# [Study material]
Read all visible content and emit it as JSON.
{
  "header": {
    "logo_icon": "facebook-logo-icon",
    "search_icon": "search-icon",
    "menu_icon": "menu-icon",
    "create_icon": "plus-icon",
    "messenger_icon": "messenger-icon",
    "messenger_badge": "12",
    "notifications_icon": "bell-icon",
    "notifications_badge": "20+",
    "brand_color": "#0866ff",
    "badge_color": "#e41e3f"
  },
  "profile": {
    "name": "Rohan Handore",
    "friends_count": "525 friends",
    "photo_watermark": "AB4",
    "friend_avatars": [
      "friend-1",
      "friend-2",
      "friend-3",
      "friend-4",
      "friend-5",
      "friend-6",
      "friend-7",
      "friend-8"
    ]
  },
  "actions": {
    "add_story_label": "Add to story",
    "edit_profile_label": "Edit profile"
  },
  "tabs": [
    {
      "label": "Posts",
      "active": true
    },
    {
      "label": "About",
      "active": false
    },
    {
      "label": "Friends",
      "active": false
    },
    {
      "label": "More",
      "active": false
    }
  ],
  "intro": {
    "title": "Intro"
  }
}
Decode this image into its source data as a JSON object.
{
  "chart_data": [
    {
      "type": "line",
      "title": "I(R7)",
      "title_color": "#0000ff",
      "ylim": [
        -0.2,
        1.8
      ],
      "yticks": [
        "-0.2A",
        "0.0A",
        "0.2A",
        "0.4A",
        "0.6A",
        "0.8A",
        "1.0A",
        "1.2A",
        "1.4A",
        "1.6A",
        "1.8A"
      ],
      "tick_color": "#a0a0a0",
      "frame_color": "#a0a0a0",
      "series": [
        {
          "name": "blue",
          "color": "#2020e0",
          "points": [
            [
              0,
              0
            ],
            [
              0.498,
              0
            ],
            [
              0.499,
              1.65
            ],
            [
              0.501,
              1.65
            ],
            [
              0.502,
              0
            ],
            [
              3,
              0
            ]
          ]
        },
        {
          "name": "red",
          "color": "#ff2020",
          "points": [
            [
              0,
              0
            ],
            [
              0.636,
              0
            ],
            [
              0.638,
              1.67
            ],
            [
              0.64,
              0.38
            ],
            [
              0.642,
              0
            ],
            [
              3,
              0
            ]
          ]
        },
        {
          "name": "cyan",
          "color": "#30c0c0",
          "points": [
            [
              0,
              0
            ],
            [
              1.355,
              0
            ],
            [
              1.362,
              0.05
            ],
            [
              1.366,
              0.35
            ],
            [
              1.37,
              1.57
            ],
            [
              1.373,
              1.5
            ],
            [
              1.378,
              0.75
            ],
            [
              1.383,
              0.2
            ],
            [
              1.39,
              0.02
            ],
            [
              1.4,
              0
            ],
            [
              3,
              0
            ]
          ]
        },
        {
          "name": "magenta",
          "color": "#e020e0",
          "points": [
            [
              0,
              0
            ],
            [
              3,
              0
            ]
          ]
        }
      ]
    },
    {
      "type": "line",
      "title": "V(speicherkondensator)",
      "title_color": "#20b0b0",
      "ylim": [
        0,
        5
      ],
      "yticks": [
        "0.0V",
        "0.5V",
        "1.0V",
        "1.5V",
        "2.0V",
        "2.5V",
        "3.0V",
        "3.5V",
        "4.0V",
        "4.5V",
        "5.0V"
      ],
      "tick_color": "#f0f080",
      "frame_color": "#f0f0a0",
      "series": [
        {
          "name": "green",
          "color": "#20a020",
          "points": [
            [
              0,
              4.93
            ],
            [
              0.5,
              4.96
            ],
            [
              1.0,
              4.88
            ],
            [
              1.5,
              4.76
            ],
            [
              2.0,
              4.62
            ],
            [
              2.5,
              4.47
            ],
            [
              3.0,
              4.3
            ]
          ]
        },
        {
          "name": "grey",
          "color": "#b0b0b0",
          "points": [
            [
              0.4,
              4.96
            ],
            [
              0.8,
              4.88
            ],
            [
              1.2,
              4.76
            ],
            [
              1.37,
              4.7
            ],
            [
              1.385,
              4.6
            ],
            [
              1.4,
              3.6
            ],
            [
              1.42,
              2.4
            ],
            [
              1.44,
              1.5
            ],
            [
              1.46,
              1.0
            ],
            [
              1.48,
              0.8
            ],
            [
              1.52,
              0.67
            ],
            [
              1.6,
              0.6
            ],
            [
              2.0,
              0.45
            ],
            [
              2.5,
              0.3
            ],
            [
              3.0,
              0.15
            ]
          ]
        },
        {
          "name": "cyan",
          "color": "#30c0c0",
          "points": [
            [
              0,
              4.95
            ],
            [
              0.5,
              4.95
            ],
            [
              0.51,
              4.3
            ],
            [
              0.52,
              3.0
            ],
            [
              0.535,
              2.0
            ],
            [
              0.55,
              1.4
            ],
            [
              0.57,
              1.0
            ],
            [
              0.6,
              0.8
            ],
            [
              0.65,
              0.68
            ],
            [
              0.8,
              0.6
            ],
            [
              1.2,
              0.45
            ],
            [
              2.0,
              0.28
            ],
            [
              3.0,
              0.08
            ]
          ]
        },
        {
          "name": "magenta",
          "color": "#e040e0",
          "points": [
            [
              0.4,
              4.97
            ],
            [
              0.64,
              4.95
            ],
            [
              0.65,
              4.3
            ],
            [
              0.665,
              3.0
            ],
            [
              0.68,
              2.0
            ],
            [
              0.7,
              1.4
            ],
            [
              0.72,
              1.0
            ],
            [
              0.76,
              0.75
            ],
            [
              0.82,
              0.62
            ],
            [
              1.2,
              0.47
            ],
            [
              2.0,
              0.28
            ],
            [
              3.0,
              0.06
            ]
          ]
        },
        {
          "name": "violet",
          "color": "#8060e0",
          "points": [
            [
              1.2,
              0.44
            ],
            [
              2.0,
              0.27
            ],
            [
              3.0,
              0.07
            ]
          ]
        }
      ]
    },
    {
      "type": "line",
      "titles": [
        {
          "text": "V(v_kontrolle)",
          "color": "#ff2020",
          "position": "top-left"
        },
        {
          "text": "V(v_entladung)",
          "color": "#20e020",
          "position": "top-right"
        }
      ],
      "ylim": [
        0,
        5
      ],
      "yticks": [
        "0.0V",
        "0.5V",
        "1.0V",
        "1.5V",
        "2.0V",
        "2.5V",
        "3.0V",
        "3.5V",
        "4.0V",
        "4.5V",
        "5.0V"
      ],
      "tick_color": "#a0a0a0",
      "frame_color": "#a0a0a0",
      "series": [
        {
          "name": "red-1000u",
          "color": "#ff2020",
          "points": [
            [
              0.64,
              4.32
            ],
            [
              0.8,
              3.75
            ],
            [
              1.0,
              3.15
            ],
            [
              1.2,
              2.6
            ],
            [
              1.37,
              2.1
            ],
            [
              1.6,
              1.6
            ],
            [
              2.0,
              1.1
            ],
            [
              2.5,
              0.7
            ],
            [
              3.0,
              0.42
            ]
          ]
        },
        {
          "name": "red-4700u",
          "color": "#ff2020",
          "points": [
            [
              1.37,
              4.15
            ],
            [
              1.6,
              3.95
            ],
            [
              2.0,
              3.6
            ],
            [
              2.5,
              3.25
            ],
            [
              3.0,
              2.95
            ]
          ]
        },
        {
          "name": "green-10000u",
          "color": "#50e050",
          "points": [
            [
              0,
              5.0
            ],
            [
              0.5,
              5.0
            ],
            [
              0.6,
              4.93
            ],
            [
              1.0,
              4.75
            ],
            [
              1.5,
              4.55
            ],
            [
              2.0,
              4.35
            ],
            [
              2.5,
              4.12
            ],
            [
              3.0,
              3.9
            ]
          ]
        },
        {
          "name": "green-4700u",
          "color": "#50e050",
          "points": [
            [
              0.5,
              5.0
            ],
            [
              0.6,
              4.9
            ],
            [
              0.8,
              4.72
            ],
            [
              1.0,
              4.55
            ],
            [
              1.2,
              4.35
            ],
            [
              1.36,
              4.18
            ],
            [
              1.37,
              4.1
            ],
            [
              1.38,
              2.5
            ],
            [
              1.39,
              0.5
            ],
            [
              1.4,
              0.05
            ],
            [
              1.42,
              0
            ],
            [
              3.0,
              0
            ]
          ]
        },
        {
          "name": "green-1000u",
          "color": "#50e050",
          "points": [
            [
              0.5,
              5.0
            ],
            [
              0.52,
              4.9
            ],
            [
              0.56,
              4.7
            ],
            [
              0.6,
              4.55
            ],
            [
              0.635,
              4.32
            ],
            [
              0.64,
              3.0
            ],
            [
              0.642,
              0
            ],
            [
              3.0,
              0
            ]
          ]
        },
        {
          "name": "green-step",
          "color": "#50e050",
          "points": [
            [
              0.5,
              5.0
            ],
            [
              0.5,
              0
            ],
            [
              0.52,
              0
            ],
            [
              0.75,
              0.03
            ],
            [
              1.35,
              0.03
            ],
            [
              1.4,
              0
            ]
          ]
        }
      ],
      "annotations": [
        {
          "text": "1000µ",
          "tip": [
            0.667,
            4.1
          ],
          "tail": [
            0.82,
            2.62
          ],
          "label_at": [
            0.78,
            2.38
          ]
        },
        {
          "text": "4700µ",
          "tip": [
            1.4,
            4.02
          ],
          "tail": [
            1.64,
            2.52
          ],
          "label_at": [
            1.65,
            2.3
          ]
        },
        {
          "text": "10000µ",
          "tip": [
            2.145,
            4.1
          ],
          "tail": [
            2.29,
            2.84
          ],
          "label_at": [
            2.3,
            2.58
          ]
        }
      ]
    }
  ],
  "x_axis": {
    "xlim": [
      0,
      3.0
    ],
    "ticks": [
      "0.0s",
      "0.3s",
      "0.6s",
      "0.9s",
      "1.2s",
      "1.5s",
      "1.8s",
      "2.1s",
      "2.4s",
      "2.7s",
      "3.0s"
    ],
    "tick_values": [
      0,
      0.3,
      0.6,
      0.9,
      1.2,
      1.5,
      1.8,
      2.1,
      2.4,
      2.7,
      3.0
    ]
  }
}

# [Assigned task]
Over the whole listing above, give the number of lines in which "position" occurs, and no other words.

# [Your response]
2